Retail news round-up on December 15, 2014: Tesco asks PwC to scrutinise stock, Amazon error results in products being sold for 1p; UK’s firs social supermarket opens; and Mike Ashley loans Sports Direct £40m.
Tesco asks PwC to step up scrutiny on stock takes
Tesco has asked PricewaterhouseCoopers to beef up stock management scrutiny in stores as it struggles to regain control of its finances after yet another profit warning, The Sunday Times reported.
The supermarket retailer is understood to have instructed its auditor to attend more stock takes across its 3,300 shops and to pay particular attention to ‘shrink and waste’ — the recording of products that are lost, stolen or spoiled.
Meanwhile, the chain is seeking a property boss to lead a sale of non-core property assets, a process which could garner hundreds of millions of pounds for the beleaguered company. It has approached senior figures in the property industry about taking up a position to head the disposal of non-core real estate, The Telegraph reported.
Amazon software error leads to 1p ‘bargains’

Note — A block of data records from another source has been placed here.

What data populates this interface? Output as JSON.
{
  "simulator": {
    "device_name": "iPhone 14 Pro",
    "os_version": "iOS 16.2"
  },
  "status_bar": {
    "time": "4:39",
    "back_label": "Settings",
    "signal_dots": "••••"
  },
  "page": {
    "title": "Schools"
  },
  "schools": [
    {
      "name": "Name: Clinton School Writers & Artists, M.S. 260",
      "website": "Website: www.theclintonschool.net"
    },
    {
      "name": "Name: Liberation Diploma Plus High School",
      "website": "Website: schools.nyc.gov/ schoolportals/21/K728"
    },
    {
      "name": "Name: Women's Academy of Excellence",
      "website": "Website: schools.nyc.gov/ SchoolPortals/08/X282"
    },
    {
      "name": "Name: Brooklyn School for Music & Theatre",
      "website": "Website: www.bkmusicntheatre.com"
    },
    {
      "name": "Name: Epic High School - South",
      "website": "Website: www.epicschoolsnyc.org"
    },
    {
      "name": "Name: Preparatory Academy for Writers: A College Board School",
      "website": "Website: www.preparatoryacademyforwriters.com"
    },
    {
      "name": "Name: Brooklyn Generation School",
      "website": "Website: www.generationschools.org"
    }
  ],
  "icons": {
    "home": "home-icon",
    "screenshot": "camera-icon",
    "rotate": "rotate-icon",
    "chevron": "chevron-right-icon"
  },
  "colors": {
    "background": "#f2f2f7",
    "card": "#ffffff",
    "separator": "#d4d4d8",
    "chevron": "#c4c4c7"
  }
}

A software glitch has led to hundreds of items being sold for just 1p on online retailer Amazon, The Telegraph reported. Businesses now fear that they could go bankrupt if they are forced to follow through with the sales. The error occurred on Friday, and affected firms that use the tool RepricerExpress. Headphones, mattresses, coats and home furnishings were all sold for 1p.
UK’s first social supermarket in London
The UK’s first social supermarket starts its national rollout today, selling surplus food and drink to people on the verge of food poverty for up to 70% less than high street prices, The Guardian reported. The first Community Shop, in West Norwood, south London, is backed by the mayor, Boris Johnson, and Rosie Boycott, chair of the London Food Board, which helped find its premises. Community Shop will work on a membership basis, each involving 750 members all living locally and on income support.
Mike Ashley provides Sports Direct with £40m loan
Billionaire tycoon Mike Ashley has bankrolled Christmas at Sports Direct by offering a loan worth £40m in October to help the sportswear chain to buy jeans, hoodies and tracksuit bottoms, The Times reported. In an unconventional move, the retailer opted to borrow from Ashley, its biggest shareholder with a 57% stake, on the grounds that it was cheaper. The loan was at market rates, meaning that Ashley could have earned as much as £50,000 interest.